A viewer of my video about the claim that viruses come from space noticed something I had ignored: the list of coauthors on the Steele/Wickramasinghe paper. Wickramasinghe always stacks on a long list of coauthors, which is probably one of the ways he manages to buy in support for his trash papers. Anyway, one of his coauthors is peculiar: a fellow named Robert Temple, who is affiliated with something called The History of Chinese Science and Culture Foundation, which appears to be nothing but a flashy website…an odd choice when you’re asked to list your prestigious associations. But then, Temple only has an undergraduate degree and exercises little discrimination in what he puts on his CV — I get the impression he’s one of those people desperate to get academic validation, but not so desperate that he’s willing to do the work.
His name seems to find its way on a fair number of Wickramasinghe’s papers, like this one, Growing Evidence against Global Infection-Driven by Person-to-Person Transfer of COVID-19, which tries to argue that you can’t get infected by contact with fluids from other people, so, by implication, everyone who has COVID-19 was directly infected by an infall of the virus from outer space. There may be some transmission through handshakes, he claims, but it’s primarily caused by a rain of viruses from space. This is irresponsible nonsense, and one could ask what the heck a guy with an undergraduate degree in Sanskrit is doing on the list of authors anyway. I guess if it also includes Brig Klyce, who my fellow old-timers from talk.origins will remember as the panspermia wackaloon who haunted newsgroups, they might as well chuck in any ol’ weirdo who voices support for their claims.
Jason Colavito has the full scoop on Temple. His claim to fame rests on a book called The Sirius Mystery: New Scientific Evidence of Alien Contact 5,000 Years Ago, in which he argues that “amphibious extraterrestrials from Sirius” provided advanced scientific knowledge to the Dogon people and to the Sumerians and to any random ancient culture he doesn’t believe was smart enough to actually have done the things they did.

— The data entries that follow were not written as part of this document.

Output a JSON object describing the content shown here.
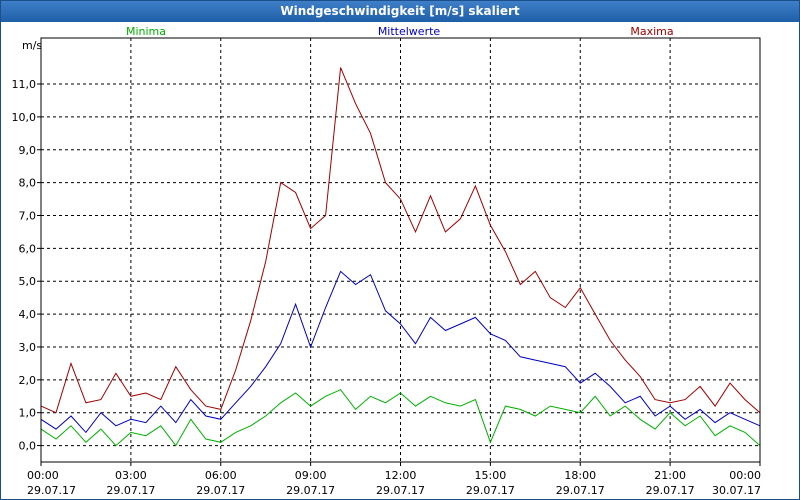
{
  "window": {
    "title": "Windgeschwindigkeit [m/s] skaliert"
  },
  "chart_data": {
    "type": "line",
    "title": "Windgeschwindigkeit [m/s] skaliert",
    "ylabel": "m/s",
    "xlabel": "",
    "ylim": [
      -0.5,
      12.4
    ],
    "xlim": [
      0,
      24
    ],
    "grid": true,
    "legend": "top",
    "y_ticks": [
      0,
      1,
      2,
      3,
      4,
      5,
      6,
      7,
      8,
      9,
      10,
      11
    ],
    "y_tick_labels": [
      "0,0",
      "1,0",
      "2,0",
      "3,0",
      "4,0",
      "5,0",
      "6,0",
      "7,0",
      "8,0",
      "9,0",
      "10,0",
      "11,0"
    ],
    "x_ticks": [
      {
        "x": 0,
        "time": "00:00",
        "date": "29.07.17"
      },
      {
        "x": 3,
        "time": "03:00",
        "date": "29.07.17"
      },
      {
        "x": 6,
        "time": "06:00",
        "date": "29.07.17"
      },
      {
        "x": 9,
        "time": "09:00",
        "date": "29.07.17"
      },
      {
        "x": 12,
        "time": "12:00",
        "date": "29.07.17"
      },
      {
        "x": 15,
        "time": "15:00",
        "date": "29.07.17"
      },
      {
        "x": 18,
        "time": "18:00",
        "date": "29.07.17"
      },
      {
        "x": 21,
        "time": "21:00",
        "date": "29.07.17"
      },
      {
        "x": 24,
        "time": "00:00",
        "date": "30.07.17"
      }
    ],
    "series": [
      {
        "name": "Minima",
        "color": "#00b000",
        "x": [
          0,
          0.5,
          1,
          1.5,
          2,
          2.5,
          3,
          3.5,
          4,
          4.5,
          5,
          5.5,
          6,
          6.5,
          7,
          7.5,
          8,
          8.5,
          9,
          9.5,
          10,
          10.5,
          11,
          11.5,
          12,
          12.5,
          13,
          13.5,
          14,
          14.5,
          15,
          15.5,
          16,
          16.5,
          17,
          17.5,
          18,
          18.5,
          19,
          19.5,
          20,
          20.5,
          21,
          21.5,
          22,
          22.5,
          23,
          23.5,
          24
        ],
        "values": [
          0.5,
          0.2,
          0.6,
          0.1,
          0.5,
          0.0,
          0.4,
          0.3,
          0.6,
          0.0,
          0.8,
          0.2,
          0.1,
          0.4,
          0.6,
          0.9,
          1.3,
          1.6,
          1.2,
          1.5,
          1.7,
          1.1,
          1.5,
          1.3,
          1.6,
          1.2,
          1.5,
          1.3,
          1.2,
          1.4,
          0.1,
          1.2,
          1.1,
          0.9,
          1.2,
          1.1,
          1.0,
          1.5,
          0.9,
          1.2,
          0.8,
          0.5,
          1.0,
          0.6,
          0.9,
          0.3,
          0.6,
          0.4,
          0.0
        ]
      },
      {
        "name": "Mittelwerte",
        "color": "#0000c0",
        "x": [
          0,
          0.5,
          1,
          1.5,
          2,
          2.5,
          3,
          3.5,
          4,
          4.5,
          5,
          5.5,
          6,
          6.5,
          7,
          7.5,
          8,
          8.5,
          9,
          9.5,
          10,
          10.5,
          11,
          11.5,
          12,
          12.5,
          13,
          13.5,
          14,
          14.5,
          15,
          15.5,
          16,
          16.5,
          17,
          17.5,
          18,
          18.5,
          19,
          19.5,
          20,
          20.5,
          21,
          21.5,
          22,
          22.5,
          23,
          23.5,
          24
        ],
        "values": [
          0.8,
          0.5,
          0.9,
          0.4,
          1.0,
          0.6,
          0.8,
          0.7,
          1.2,
          0.7,
          1.4,
          0.9,
          0.8,
          1.3,
          1.8,
          2.4,
          3.1,
          4.3,
          3.0,
          4.2,
          5.3,
          4.9,
          5.2,
          4.1,
          3.7,
          3.1,
          3.9,
          3.5,
          3.7,
          3.9,
          3.4,
          3.2,
          2.7,
          2.6,
          2.5,
          2.4,
          1.9,
          2.2,
          1.8,
          1.3,
          1.5,
          0.9,
          1.2,
          0.8,
          1.1,
          0.7,
          1.0,
          0.8,
          0.6
        ]
      },
      {
        "name": "Maxima",
        "color": "#a00000",
        "x": [
          0,
          0.5,
          1,
          1.5,
          2,
          2.5,
          3,
          3.5,
          4,
          4.5,
          5,
          5.5,
          6,
          6.5,
          7,
          7.5,
          8,
          8.5,
          9,
          9.5,
          10,
          10.5,
          11,
          11.5,
          12,
          12.5,
          13,
          13.5,
          14,
          14.5,
          15,
          15.5,
          16,
          16.5,
          17,
          17.5,
          18,
          18.5,
          19,
          19.5,
          20,
          20.5,
          21,
          21.5,
          22,
          22.5,
          23,
          23.5,
          24
        ],
        "values": [
          1.2,
          1.0,
          2.5,
          1.3,
          1.4,
          2.2,
          1.5,
          1.6,
          1.4,
          2.4,
          1.7,
          1.2,
          1.1,
          2.3,
          3.8,
          5.6,
          8.0,
          7.7,
          6.6,
          7.0,
          11.5,
          10.4,
          9.5,
          8.0,
          7.5,
          6.5,
          7.6,
          6.5,
          6.9,
          7.9,
          6.7,
          5.9,
          4.9,
          5.3,
          4.5,
          4.2,
          4.8,
          4.0,
          3.2,
          2.6,
          2.1,
          1.4,
          1.3,
          1.4,
          1.8,
          1.2,
          1.9,
          1.4,
          1.0
        ]
      }
    ]
  }
}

Yeah, he’s one of those pseudoarchaeologists who believes in ancient astronauts. On the basis of those exemplary credentials, he’s now getting stuffed onto papers by the Panspermia Mafia. If you must, you can listen to him blather on for over an hour and a half on the Dogon people (I wasn’t able to listen to it — he’s one of the more goddamn boring and pretentious lecturers I’ve ever heard). Also, annoyingly, he calls himself “Professor Temple”, despite having no academic appointment anywhere. He obviously knows nothing about virology, epidemiology, or biology in general — he’s just a poseur who gets his name on papers he’s not qualified to critique. But then, I could say the same thing about Chandra Wickramasinghe.
When I tried to track down this coauthor, though, another discovery is that the Wickramasinghe group have gone on a disgraceful binge recently, taking advantage of legitimate concerns about the pandemic to flood various journals with bad papers about COVID-19. I’ll repeat what I said before: if a paper has Wickramasinghe’s name on it, it’s garbage. Use his name as a filter, and you’ll cull out a lot of dross. It’s too bad the scientific publishers haven’t figured this out yet and blacklisted him, as they should.